Newcomb next contends that Judge Cranston erred in failing to suppress statements made by codefendant Lindsay that incriminated Newcomb, as well as evidence that the troopers obtained from Lindsay's residence. Lindsay was contacted by the Alaska State Troopers on February 20, 1983, and he made statements implicating Newcomb in the robbery. Lindsay also consented to a search that resulted in the recovery of the furs from the robbery. Lindsay was prosecuted for theft by receiving. This court concluded that Lindsay had been illegally arrested and ordered suppression of both Lindsay's statements and the furs and other fruits of the illegal seizure. Lindsay v. State, 698 P.2d 659, 660-62 (Alaska App.1985). Newcomb argues that he has standing to assert the violation of Lindsay's rights to suppress evidence that the police obtained as a result of the violation of those rights.
In Waring v. State, 670 P.2d 357, 362-63 (Alaska 1983), the Alaska Supreme Court held that: "A defendant has standing to assert the violation of a codefendant's rights if he or she can show (1) that a police officer obtained the evidence as a result of gross or shocking misconduct, or (2) that the officer deliberately violated a codefendant's rights." Id. at 363 (footnotes omitted). Although Newcomb alleges that the state troopers were extremely interested in apprehending him, he did not show that the police engaged in shocking or deliberate conduct. See Giel v. State, 681 P.2d 1364, 1367 n. 3 (Alaska App.1984); Wortham v. State, 666 P.2d 1042 (Alaska 1983). We accordingly conclude that Judge Cranston did not err in refusing to suppress the evidence that the police obtained from Lindsay. The evidence was properly admissible in Newcomb's case.

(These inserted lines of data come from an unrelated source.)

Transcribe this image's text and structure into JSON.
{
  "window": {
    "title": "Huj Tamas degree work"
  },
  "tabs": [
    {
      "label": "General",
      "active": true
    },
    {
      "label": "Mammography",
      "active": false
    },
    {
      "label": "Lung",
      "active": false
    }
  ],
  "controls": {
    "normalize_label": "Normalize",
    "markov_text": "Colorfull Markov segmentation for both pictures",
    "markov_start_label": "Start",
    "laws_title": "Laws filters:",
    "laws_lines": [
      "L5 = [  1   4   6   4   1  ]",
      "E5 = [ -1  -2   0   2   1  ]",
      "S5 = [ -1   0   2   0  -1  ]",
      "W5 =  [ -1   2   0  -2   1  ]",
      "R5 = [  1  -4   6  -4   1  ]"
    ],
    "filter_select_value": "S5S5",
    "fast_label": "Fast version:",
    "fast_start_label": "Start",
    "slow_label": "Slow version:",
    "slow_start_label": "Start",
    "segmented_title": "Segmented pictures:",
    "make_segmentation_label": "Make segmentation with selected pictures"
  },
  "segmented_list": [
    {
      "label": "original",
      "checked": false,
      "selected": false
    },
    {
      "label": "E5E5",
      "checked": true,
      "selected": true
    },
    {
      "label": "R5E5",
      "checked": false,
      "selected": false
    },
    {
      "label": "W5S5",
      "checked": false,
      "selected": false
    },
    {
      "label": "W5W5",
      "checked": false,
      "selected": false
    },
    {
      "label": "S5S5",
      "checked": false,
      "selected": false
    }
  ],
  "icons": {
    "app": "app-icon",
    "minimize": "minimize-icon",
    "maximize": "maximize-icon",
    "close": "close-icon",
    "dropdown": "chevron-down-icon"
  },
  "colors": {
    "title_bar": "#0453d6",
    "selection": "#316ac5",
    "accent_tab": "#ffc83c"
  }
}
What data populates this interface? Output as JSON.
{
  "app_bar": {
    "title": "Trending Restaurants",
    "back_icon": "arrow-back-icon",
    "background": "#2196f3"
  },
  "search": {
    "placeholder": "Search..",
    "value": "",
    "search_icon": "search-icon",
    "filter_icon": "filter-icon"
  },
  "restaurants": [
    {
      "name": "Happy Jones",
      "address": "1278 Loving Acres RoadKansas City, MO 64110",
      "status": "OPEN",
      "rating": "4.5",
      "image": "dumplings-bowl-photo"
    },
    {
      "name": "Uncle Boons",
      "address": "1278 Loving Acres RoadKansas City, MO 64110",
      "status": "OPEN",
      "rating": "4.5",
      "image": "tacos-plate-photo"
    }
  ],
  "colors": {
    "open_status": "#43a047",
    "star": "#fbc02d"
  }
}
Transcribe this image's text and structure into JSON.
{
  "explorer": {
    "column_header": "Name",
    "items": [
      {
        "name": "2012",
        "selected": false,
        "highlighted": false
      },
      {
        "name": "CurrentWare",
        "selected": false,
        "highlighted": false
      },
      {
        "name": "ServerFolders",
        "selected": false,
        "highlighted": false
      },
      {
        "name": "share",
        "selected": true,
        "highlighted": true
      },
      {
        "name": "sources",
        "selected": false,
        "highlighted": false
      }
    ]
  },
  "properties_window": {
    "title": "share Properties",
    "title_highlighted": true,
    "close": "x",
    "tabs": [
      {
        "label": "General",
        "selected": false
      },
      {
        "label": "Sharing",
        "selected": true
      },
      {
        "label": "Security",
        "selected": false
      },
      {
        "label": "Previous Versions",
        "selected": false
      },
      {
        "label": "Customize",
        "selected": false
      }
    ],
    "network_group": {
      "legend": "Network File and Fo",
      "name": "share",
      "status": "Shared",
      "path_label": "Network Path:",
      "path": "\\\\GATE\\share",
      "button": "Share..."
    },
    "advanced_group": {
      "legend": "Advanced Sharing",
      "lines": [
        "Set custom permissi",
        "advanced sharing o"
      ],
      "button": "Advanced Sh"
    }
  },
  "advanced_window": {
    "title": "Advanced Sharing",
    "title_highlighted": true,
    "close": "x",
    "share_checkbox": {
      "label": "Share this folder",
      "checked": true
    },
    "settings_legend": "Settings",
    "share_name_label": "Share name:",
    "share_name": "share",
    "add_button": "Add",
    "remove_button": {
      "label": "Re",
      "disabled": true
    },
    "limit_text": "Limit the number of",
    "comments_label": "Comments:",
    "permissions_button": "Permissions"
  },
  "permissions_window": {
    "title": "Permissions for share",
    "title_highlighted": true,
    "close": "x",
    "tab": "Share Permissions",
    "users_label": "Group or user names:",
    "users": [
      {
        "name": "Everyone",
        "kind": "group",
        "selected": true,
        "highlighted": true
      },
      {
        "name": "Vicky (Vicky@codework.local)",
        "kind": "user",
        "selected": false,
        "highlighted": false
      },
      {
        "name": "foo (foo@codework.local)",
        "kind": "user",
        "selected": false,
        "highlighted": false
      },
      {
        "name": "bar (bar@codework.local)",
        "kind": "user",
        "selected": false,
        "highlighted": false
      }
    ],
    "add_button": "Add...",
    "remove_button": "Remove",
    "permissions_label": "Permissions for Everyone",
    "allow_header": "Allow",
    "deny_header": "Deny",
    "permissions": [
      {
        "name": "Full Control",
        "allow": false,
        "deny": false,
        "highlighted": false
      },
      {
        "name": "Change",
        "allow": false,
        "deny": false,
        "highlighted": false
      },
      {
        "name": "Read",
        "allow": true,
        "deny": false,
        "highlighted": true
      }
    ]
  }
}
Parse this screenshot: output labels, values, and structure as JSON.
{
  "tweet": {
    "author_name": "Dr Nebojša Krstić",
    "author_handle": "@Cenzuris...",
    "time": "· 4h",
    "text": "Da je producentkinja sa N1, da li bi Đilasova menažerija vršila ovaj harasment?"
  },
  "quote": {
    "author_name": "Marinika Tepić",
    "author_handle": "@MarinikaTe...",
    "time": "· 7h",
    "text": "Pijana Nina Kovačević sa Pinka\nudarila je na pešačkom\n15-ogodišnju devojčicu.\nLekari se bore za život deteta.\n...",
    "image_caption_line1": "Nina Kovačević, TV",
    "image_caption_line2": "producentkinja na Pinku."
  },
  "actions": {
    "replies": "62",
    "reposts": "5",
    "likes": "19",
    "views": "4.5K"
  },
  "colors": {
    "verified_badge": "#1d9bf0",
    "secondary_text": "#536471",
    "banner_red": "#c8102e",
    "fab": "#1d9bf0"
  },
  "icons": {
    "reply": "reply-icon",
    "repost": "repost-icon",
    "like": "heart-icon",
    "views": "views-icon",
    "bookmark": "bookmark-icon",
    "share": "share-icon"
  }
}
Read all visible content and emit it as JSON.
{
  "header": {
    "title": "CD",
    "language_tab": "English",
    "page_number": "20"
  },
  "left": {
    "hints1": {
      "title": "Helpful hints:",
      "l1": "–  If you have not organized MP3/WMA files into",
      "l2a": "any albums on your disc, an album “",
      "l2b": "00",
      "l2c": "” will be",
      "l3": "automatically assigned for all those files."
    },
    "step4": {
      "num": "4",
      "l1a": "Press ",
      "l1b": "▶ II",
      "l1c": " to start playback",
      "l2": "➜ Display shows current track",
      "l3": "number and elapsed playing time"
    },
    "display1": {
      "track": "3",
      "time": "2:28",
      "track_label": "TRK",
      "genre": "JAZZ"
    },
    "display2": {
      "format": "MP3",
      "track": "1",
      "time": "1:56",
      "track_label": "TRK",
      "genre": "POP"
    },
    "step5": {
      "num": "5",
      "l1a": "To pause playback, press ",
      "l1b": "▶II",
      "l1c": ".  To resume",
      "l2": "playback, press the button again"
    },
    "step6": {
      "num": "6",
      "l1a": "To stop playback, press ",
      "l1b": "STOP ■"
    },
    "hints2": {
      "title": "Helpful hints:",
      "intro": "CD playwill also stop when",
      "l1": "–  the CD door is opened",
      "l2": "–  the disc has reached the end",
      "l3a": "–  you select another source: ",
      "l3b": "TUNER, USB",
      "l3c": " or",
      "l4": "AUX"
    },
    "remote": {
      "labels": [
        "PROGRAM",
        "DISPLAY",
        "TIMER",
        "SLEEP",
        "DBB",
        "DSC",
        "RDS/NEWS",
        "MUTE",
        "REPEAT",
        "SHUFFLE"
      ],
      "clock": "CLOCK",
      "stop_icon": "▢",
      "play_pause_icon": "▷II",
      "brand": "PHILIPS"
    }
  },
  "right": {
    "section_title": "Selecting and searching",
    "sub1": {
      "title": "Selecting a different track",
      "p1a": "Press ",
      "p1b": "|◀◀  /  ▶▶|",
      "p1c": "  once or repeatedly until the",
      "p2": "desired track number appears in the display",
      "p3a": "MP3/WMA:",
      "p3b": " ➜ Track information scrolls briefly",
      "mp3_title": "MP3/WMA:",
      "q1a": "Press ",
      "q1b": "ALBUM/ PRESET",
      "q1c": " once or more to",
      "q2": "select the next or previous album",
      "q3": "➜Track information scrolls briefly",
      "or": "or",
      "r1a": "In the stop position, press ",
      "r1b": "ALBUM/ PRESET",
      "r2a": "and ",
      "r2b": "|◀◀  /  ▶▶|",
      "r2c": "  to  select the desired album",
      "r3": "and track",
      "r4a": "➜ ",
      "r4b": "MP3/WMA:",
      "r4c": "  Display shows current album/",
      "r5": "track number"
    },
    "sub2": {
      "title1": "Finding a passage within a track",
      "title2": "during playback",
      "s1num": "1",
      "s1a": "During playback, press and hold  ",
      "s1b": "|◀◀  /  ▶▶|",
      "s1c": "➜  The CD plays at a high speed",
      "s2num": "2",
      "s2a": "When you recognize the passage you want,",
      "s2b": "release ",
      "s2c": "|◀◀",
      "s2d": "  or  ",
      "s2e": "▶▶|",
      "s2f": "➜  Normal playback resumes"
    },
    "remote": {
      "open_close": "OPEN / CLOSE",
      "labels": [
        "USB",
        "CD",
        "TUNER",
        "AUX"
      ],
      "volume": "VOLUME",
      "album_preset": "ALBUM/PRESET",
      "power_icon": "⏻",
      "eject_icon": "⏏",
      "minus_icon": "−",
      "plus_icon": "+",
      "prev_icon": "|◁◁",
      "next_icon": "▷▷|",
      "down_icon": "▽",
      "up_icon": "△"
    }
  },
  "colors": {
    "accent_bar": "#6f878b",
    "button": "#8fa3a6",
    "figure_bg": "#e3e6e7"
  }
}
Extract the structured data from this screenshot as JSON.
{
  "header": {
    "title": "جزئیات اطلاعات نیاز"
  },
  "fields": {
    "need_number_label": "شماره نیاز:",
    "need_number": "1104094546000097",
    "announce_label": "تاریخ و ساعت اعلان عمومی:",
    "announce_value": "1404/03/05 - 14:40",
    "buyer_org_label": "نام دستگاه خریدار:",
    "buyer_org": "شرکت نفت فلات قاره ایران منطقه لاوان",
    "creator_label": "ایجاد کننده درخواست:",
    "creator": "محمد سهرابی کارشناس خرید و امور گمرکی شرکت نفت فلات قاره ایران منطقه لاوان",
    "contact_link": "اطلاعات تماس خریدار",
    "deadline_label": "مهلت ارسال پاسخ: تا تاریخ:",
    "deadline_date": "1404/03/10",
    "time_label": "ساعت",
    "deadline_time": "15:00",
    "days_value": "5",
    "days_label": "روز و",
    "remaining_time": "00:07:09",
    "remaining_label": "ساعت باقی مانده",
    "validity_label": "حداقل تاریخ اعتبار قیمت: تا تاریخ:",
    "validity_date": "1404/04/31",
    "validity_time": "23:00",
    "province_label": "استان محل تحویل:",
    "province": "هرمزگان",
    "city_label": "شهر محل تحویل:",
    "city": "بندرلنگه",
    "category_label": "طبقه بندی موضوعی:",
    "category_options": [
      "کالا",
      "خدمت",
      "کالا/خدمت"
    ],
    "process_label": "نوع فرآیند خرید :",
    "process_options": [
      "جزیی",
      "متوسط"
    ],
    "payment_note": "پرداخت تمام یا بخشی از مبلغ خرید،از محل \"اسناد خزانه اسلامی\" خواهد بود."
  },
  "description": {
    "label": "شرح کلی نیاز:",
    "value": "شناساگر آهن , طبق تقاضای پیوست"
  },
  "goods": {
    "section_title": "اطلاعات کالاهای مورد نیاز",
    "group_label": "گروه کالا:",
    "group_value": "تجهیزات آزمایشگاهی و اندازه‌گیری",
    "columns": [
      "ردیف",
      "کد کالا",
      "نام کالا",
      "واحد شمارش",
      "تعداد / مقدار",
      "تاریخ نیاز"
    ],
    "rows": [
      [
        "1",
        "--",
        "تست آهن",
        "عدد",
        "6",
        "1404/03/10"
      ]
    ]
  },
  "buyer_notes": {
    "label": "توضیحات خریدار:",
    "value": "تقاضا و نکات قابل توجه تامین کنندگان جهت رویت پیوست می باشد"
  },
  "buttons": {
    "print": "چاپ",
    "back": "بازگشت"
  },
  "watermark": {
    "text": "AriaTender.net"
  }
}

The next issue that Newcomb raises concerns the failure of the state to preserve evidence in a condition which would have allowed Newcomb to test the evidence. At trial, Newcomb sought to suppress testimony regarding his truck, including its description
and measurements, and testimony concerning whether it appeared that tires on the truck had been recently changed following the robbery. We decline to address this issue at this time. The Alaska Supreme Court has recently decided a case that may have a substantial bearing on the issue that Newcomb raises in this case. See Thorne v. Department of Public Safety, 774 P.2d 1326 (Alaska 1989). In the event that the state chooses to try to admit this evidence in a retrial, the trial court should reconsider this issue in light of Thorne.
The conviction is REVERSED.
SINGLETON, J., not participating.